### Work instruction
Leaving nothing out, print each line of the material exactly.

### Extracted information

= Beginning of Section =

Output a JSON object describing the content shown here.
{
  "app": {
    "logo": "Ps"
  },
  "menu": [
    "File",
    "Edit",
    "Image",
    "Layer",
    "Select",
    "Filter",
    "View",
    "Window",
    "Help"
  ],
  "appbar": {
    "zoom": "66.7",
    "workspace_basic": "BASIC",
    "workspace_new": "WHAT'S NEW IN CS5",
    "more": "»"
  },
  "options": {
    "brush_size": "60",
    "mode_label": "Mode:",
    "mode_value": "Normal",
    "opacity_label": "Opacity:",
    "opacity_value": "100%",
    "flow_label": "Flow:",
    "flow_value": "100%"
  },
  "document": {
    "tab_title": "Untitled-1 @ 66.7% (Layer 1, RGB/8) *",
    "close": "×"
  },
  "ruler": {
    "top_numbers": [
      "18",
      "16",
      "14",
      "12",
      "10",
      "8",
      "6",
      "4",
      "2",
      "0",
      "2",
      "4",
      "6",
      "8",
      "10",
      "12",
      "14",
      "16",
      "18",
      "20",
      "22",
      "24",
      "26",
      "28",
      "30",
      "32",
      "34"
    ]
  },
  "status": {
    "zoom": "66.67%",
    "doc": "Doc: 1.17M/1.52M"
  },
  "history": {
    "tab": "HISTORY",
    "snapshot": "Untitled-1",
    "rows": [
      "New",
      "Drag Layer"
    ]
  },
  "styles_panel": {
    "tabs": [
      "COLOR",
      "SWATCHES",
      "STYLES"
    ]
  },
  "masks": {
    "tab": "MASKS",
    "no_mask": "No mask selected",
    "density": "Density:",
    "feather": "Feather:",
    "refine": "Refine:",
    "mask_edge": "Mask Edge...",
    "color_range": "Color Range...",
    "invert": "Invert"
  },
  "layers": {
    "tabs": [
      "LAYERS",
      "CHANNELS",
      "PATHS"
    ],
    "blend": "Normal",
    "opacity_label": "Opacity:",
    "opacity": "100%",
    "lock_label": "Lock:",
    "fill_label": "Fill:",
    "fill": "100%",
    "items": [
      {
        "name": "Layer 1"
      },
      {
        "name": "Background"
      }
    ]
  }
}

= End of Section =

### Exercise output
Output a JSON object describing the content shown here.
{
  "app": {
    "logo": "Ps"
  },
  "menu": [
    "File",
    "Edit",
    "Image",
    "Layer",
    "Select",
    "Filter",
    "View",
    "Window",
    "Help"
  ],
  "appbar": {
    "zoom": "66.7",
    "workspace_basic": "BASIC",
    "workspace_new": "WHAT'S NEW IN CS5",
    "more": "»"
  },
  "options": {
    "brush_size": "60",
    "mode_label": "Mode:",
    "mode_value": "Normal",
    "opacity_label": "Opacity:",
    "opacity_value": "100%",
    "flow_label": "Flow:",
    "flow_value": "100%"
  },
  "document": {
    "tab_title": "Untitled-1 @ 66.7% (Layer 1, RGB/8) *",
    "close": "×"
  },
  "ruler": {
    "top_numbers": [
      "18",
      "16",
      "14",
      "12",
      "10",
      "8",
      "6",
      "4",
      "2",
      "0",
      "2",
      "4",
      "6",
      "8",
      "10",
      "12",
      "14",
      "16",
      "18",
      "20",
      "22",
      "24",
      "26",
      "28",
      "30",
      "32",
      "34"
    ]
  },
  "status": {
    "zoom": "66.67%",
    "doc": "Doc: 1.17M/1.52M"
  },
  "history": {
    "tab": "HISTORY",
    "snapshot": "Untitled-1",
    "rows": [
      "New",
      "Drag Layer"
    ]
  },
  "styles_panel": {
    "tabs": [
      "COLOR",
      "SWATCHES",
      "STYLES"
    ]
  },
  "masks": {
    "tab": "MASKS",
    "no_mask": "No mask selected",
    "density": "Density:",
    "feather": "Feather:",
    "refine": "Refine:",
    "mask_edge": "Mask Edge...",
    "color_range": "Color Range...",
    "invert": "Invert"
  },
  "layers": {
    "tabs": [
      "LAYERS",
      "CHANNELS",
      "PATHS"
    ],
    "blend": "Normal",
    "opacity_label": "Opacity:",
    "opacity": "100%",
    "lock_label": "Lock:",
    "fill_label": "Fill:",
    "fill": "100%",
    "items": [
      {
        "name": "Layer 1"
      },
      {
        "name": "Background"
      }
    ]
  }
}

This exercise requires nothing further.